I wandered around Target Field the last week of the season looking for something to write about. You could tell the guys were down, not having fun, and not wanting to talk much. I thought I’d lay off baseball and ask about other stuff. I know Brian Dozier loves fishing, so I asked him if he’d been fishing in Minnesota yet. With an ear-to-ear grin he said, “Tomorrow! I’m going to Minnetonka to try muskie fishing.” He wished me a good winter, and we vowed to get together in Fort Myers.
Then Josh Willingham strolled over and wished me a happy winter as well. I told him I’d see him in Florida. He smiled and said: “God
Ryan Doumit walked by and said he had read my book, “Baseball Guy,” and that he really liked it. Next summer he will help me with a book signing party for charity.

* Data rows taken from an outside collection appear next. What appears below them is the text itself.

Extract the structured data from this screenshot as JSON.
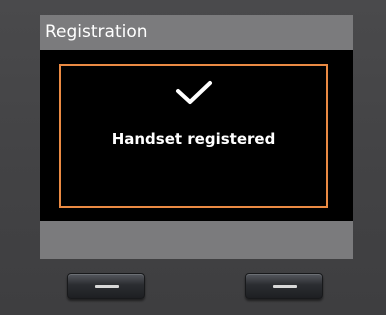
{
  "screen": {
    "title": "Registration",
    "message": "Handset registered",
    "status_icon": "checkmark-icon",
    "colors": {
      "title_bar": "#7b7b7d",
      "background": "#000000",
      "highlight_border": "#ea8a43",
      "text": "#ffffff"
    }
  },
  "softkeys": {
    "left_icon": "line-icon",
    "right_icon": "line-icon"
  }
}
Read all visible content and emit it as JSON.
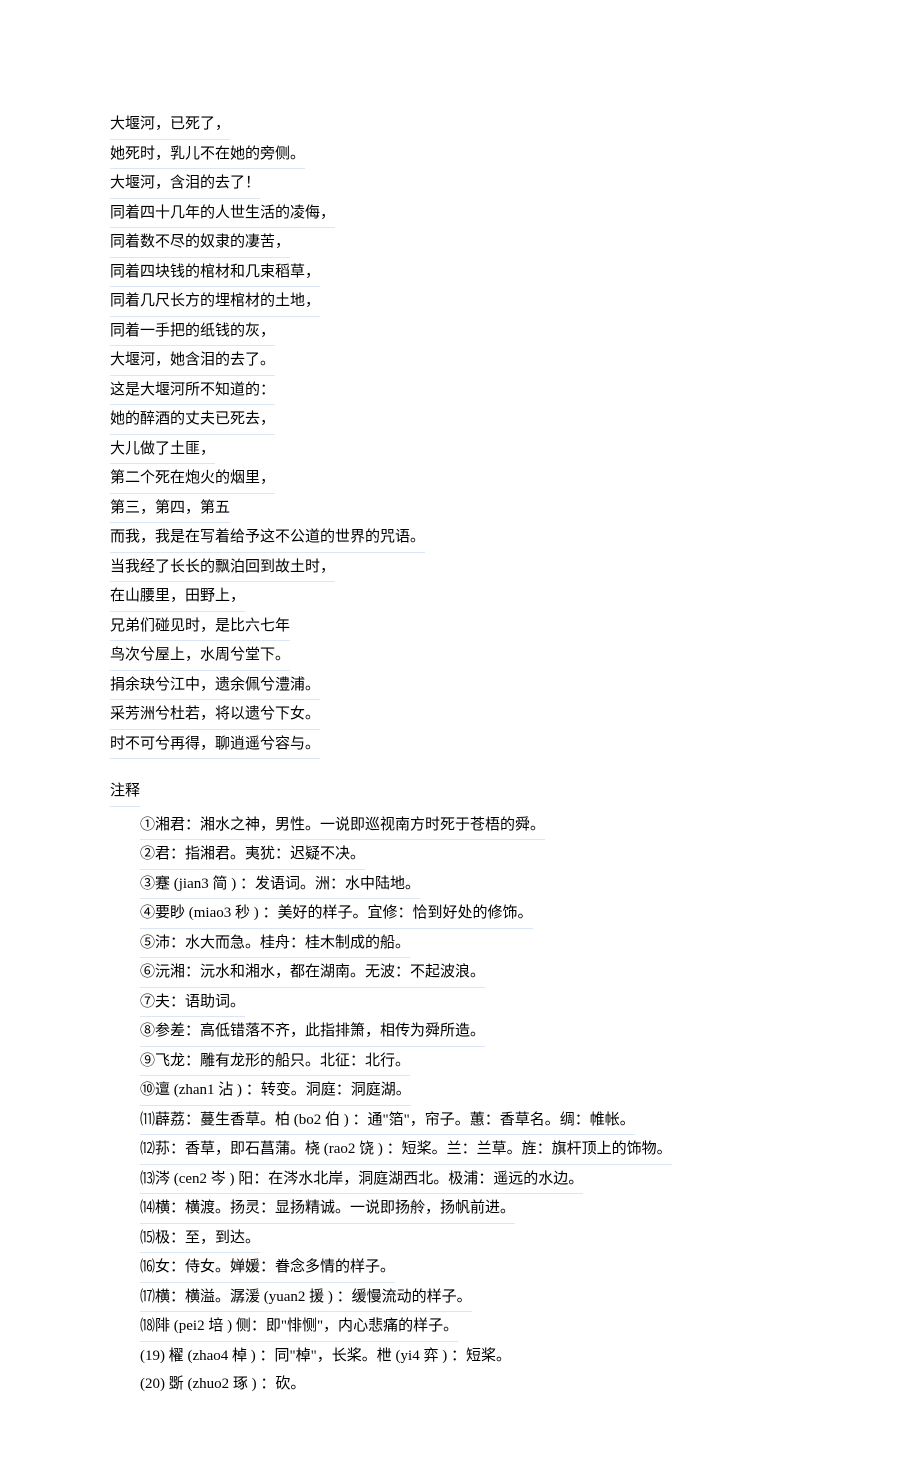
{
  "poem": {
    "lines": [
      "大堰河，已死了，",
      "她死时，乳儿不在她的旁侧。",
      "大堰河，含泪的去了！",
      "同着四十几年的人世生活的凌侮，",
      "同着数不尽的奴隶的凄苦，",
      "同着四块钱的棺材和几束稻草，",
      "同着几尺长方的埋棺材的土地，",
      "同着一手把的纸钱的灰，",
      "大堰河，她含泪的去了。",
      "这是大堰河所不知道的：",
      "她的醉酒的丈夫已死去，",
      "大儿做了土匪，",
      "第二个死在炮火的烟里，",
      "第三，第四，第五",
      "而我，我是在写着给予这不公道的世界的咒语。",
      "当我经了长长的飘泊回到故土时，",
      "在山腰里，田野上，",
      "兄弟们碰见时，是比六七年",
      "鸟次兮屋上，水周兮堂下。",
      "捐余玦兮江中，遗余佩兮澧浦。",
      "采芳洲兮杜若，将以遗兮下女。",
      "时不可兮再得，聊逍遥兮容与。"
    ]
  },
  "notes": {
    "title": "注释",
    "items": [
      "①湘君：湘水之神，男性。一说即巡视南方时死于苍梧的舜。",
      "②君：指湘君。夷犹：迟疑不决。",
      "③蹇 (jian3    简 ) ：发语词。洲：水中陆地。",
      "④要眇 (miao3 秒 ) ：美好的样子。宜修：恰到好处的修饰。",
      "⑤沛：水大而急。桂舟：桂木制成的船。",
      "⑥沅湘：沅水和湘水，都在湖南。无波：不起波浪。",
      "⑦夫：语助词。",
      "⑧参差：高低错落不齐，此指排箫，相传为舜所造。",
      "⑨飞龙：雕有龙形的船只。北征：北行。",
      "⑩邅 (zhan1 沾 ) ：转变。洞庭：洞庭湖。",
      "⑾薜荔：蔓生香草。柏    (bo2 伯 ) ：通\"箔\"，帘子。蕙：香草名。绸：帷帐。",
      "⑿荪：香草，即石菖蒲。桡    (rao2 饶 ) ：短桨。兰：兰草。旌：旗杆顶上的饰物。",
      "⒀涔 (cen2 岑 ) 阳：在涔水北岸，洞庭湖西北。极浦：遥远的水边。",
      "⒁横：横渡。扬灵：显扬精诚。一说即扬舲，扬帆前进。",
      "⒂极：至，到达。",
      "⒃女：侍女。婵媛：眷念多情的样子。",
      "⒄横：横溢。潺湲   (yuan2 援 ) ：缓慢流动的样子。",
      "⒅陫 (pei2    培 ) 侧：即\"悱恻\"，内心悲痛的样子。",
      "(19) 櫂 (zhao4 棹 ) ：同\"棹\"，长桨。枻 (yi4 弈 ) ：短桨。",
      "(20) 斲 (zhuo2 琢 ) ：砍。"
    ],
    "unindentedFrom": 18
  }
}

Next I saw Joe Mauer, and I asked him how he felt. He replied, “Better,” but he didn’t seem as loose and happy as he usually is when we shoot the breeze…until I asked about his wife and twin babies. “They’re great, and yes, healthy! They are all doing well. Now I just gotta make sure they stay that way,” he said with a happy but nervous tone that a rookie husband and father might have. He also said that Justin Morneau has been checking in with him regularly, and he was glad about that.
Chris Herrmann came trotting by and said hello. I asked if he had drawn anything lately. He is a very good artist. He likes to sketch with pencils. “No, not for a while” he said, “but I’ll have plenty of time soon.”
As the boys retreated to the clubhouse to chow down and dress for the game, I walked toward the tunnel on the visitors’ side, when I was approached by the biggest smile in baseball: Torii Hunter’s. It had been several years since we’ve talked and he greeted me with a hug. “Man! Can you believe I’m still fooling them out there on the field?” he joked. We laughed and talked about mutual friends and family. Later, as we went our ways, I congratulated him, wished him luck, and told him he’s the real deal, and he didn’t need to fool anyone. He said, “Wrong. That’s how you become the real deal, by being able to fool your opponent.”
A few days later, I was at the press conference where they announced Ron Gardenhire’s two-year extension. While mingling about after the announcement, I made a general statement in the presence of owner Jim Pohlad. I said if anyone can fix this team, Gardy can. Jim corrected me: “It’s going to take all of us. Me, Terry (Ryan), and Dave (St. Peter), we have to do our parts, too.” They have all vowed to make a massive effort to turn this team around, beginning with starting pitching, and I hope they can find it.
Jim Pohlad was pretty funny at the press conference; I love his dry sense of humor. He explained that he had signed Gardy to a two-year deal because hopefully sometime in those two years the Twins can get Ron the two wins he needs to reach 1,000. Then he made a joke with a message. The only thing he’d like to see changed in the coaching staff is Gardy’s uniform. He called it the baseball equivalent of a muumuu. He was referring to the oversized pullover windbreaker that the manager wears daily. Gardy looked a bit surprised and asked, “Oh, you want me to put a uniform on?” Jim never answered, but I’m sure that’s what we’ll see in 2014.
Before I left, I asked Ron’s lovely wife, Carol Gardenhire, for her thoughts. “I…umm, we couldn’t be happier! This is home.”